MP candidates and political parties can campaign online through websites, social media, YouTube, apps, email, SMS, and all other electronic means, according to the regulations. But before doing so, they must complete a form detailing the channel and time of their campaigns, and hand over all material and attachments to the ETC.
MP candidates must file a request with the ECT provincial offices while political parties must do so with the ECT secretariat. The ECT may allow online requests via email or other means as the regulations allow.
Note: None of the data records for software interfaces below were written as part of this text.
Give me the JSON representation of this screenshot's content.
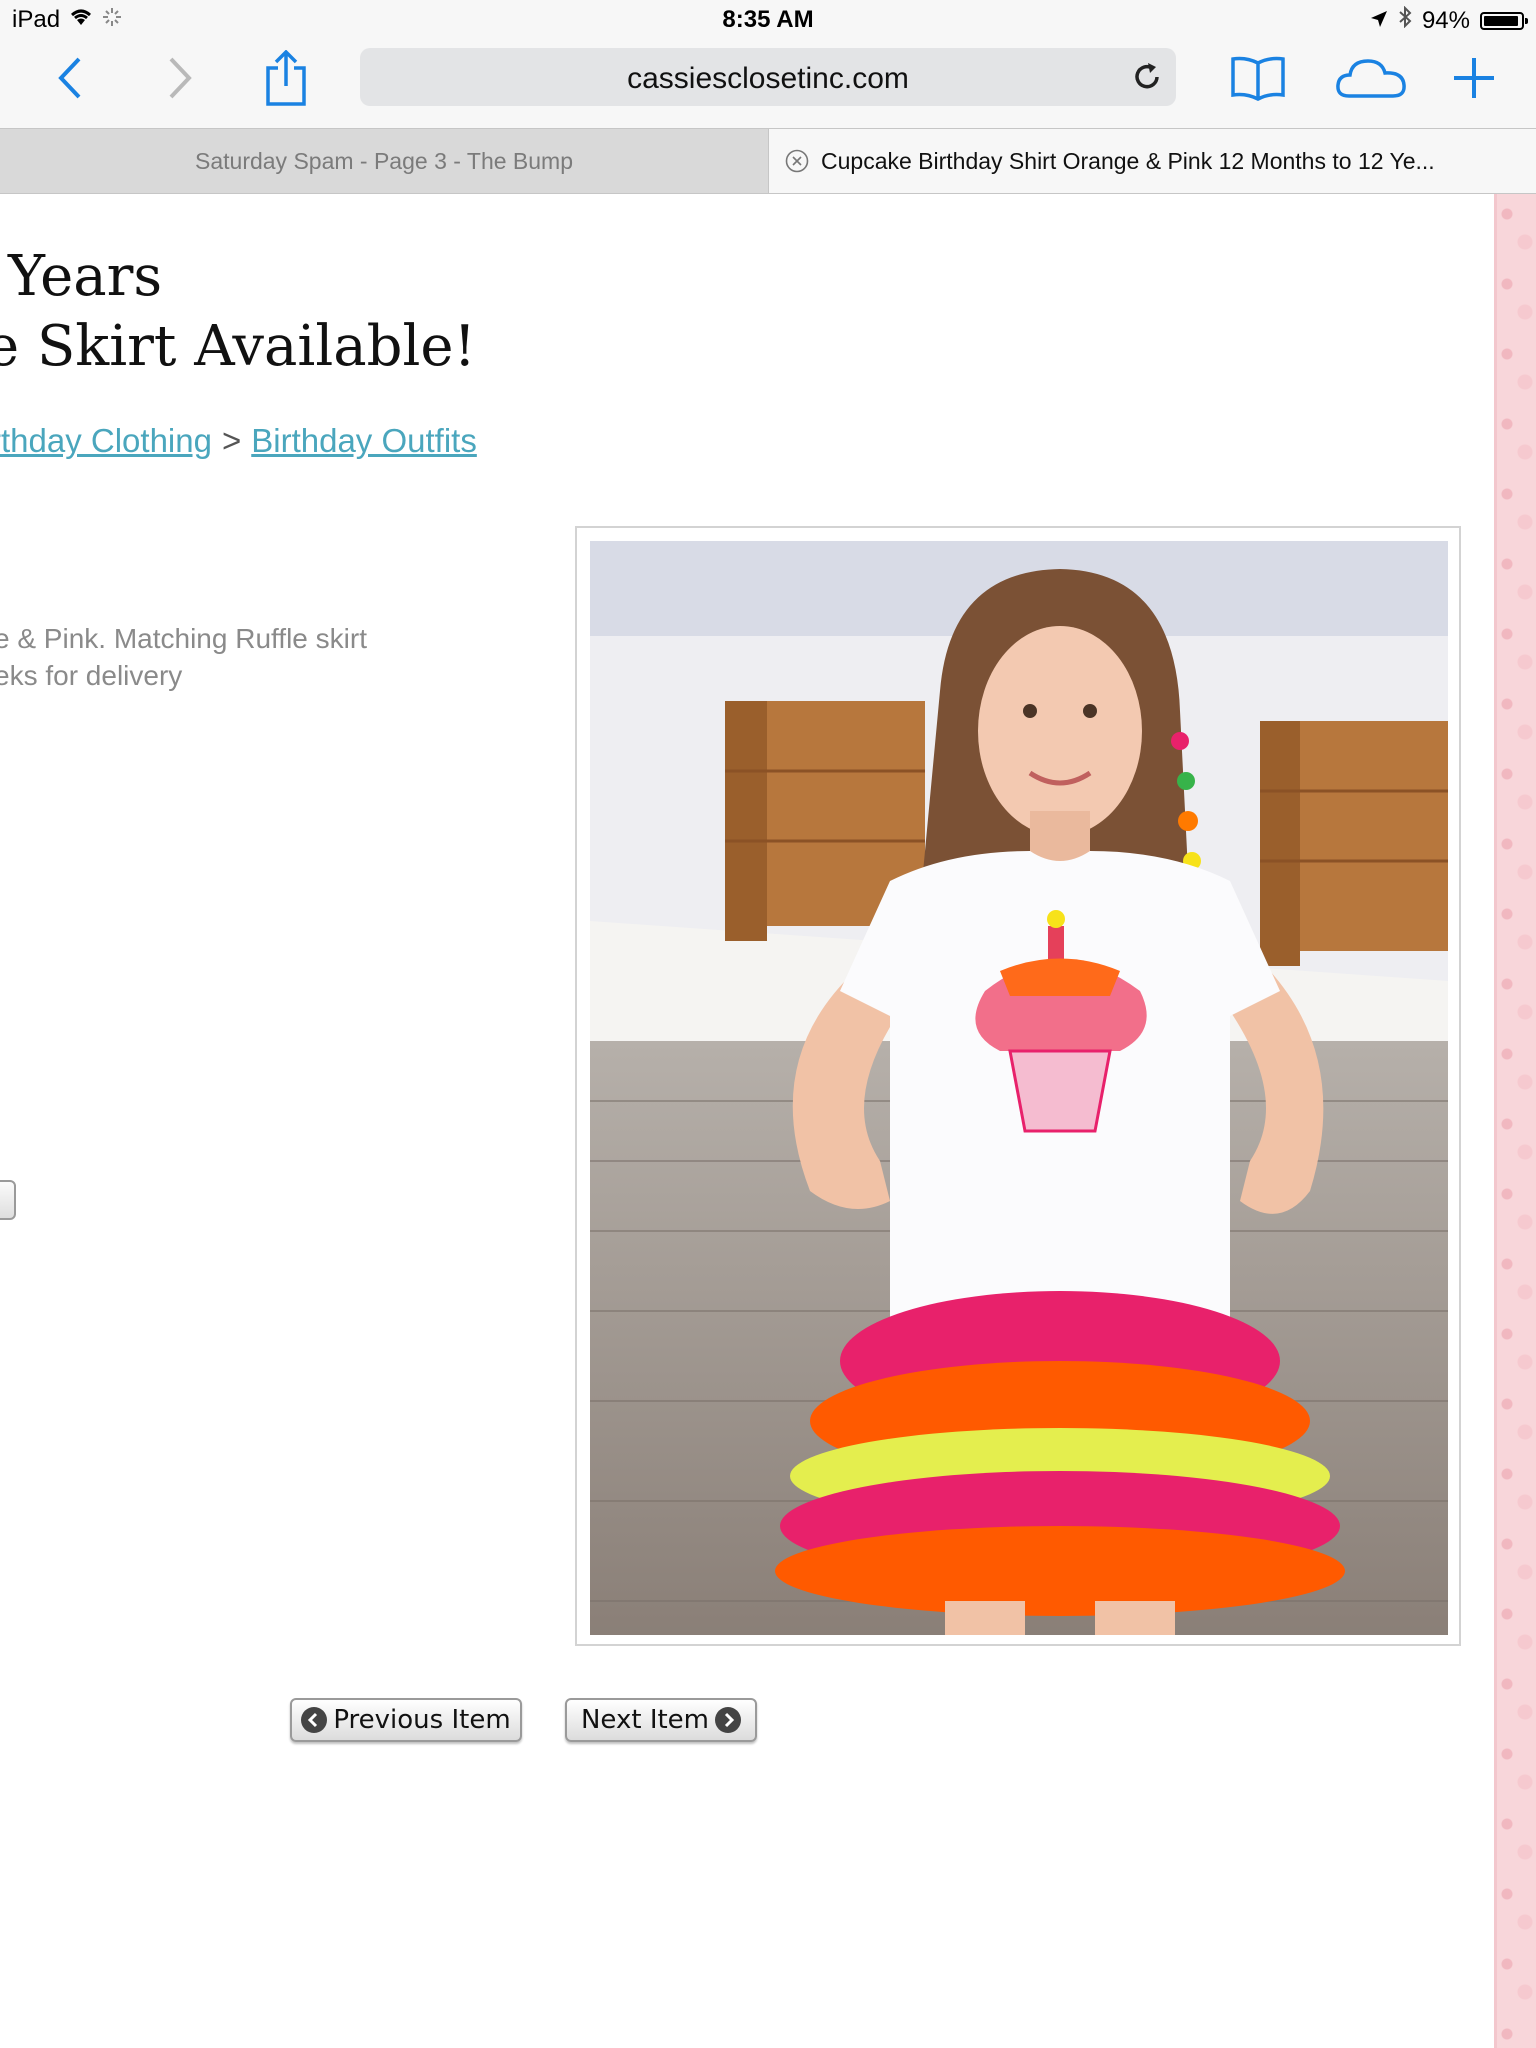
{
  "status_bar": {
    "device": "iPad",
    "time": "8:35 AM",
    "battery": "94%",
    "battery_level": 0.94
  },
  "browser": {
    "url": "cassiesclosetinc.com",
    "tabs": [
      {
        "label": "Saturday Spam - Page 3 - The Bump",
        "active": false
      },
      {
        "label": "Cupcake Birthday Shirt Orange & Pink 12 Months to 12 Ye...",
        "active": true
      }
    ]
  },
  "product": {
    "title_line1": "Years",
    "title_line2": "e Skirt Available!",
    "breadcrumb": {
      "link1": "rthday Clothing",
      "separator": ">",
      "link2": "Birthday Outfits"
    },
    "description_line1": "e & Pink. Matching Ruffle skirt",
    "description_line2": "eks for delivery",
    "image_alt": "Girl wearing white cupcake birthday shirt with orange, pink and yellow ruffle skirt"
  },
  "navigation": {
    "previous_label": "Previous Item",
    "next_label": "Next Item"
  },
  "colors": {
    "link": "#4aa6bd",
    "browser_accent": "#1a82e2",
    "side_background": "#f8d6da"
  }
}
If a campaign message is altered or sent without informing the ECT, the ECT has the authority contact the service providers to delete the item.
The cost of this will be covered by the political parties and MP candidates. If the damages are irreversible, the ECT may start an investigation which may result in suspension of election or re-election, deprivation of the right to be a candidate for one year, or a maximum penalty of six months in jail for MP candidates.
Since the regulations came into effect, a number of MP candidates, including Sudarat Keyuraphan and Samart Kaewmeechai of the Pheu Thai Party, and Lt Preechapol Pongpanich, Ton na Ranong and Worawat Ua-apinyakul of the Thai Raksa Chart Party announced that they will post only non-campaign messages. Meanwhile, Chaturon Chaisang criticized the ECT on his Facebook page on 23 January:
“I have been advised not to campaign, to stop giving comments, or even to close my page. I would like to inform everyone that I am ready to obey the law completely, but must insist on the right to freedom of expression.
Therefore, I will continue to keep this page open and give comments. Tomorrow I will begin by criticizing the ECT.”
On 24 January 2019, as promised, he published several posts on Facebook. Chaturon asks if all his past posts on election issues that he published before candidate registration are considered as part of his campaign.
He also said that the ETC regulations require TV and radio stations to give equal access to all parties, so asked if that meant that every programme on the election had to have representatives from each of the dozens of parties expected to register for the election.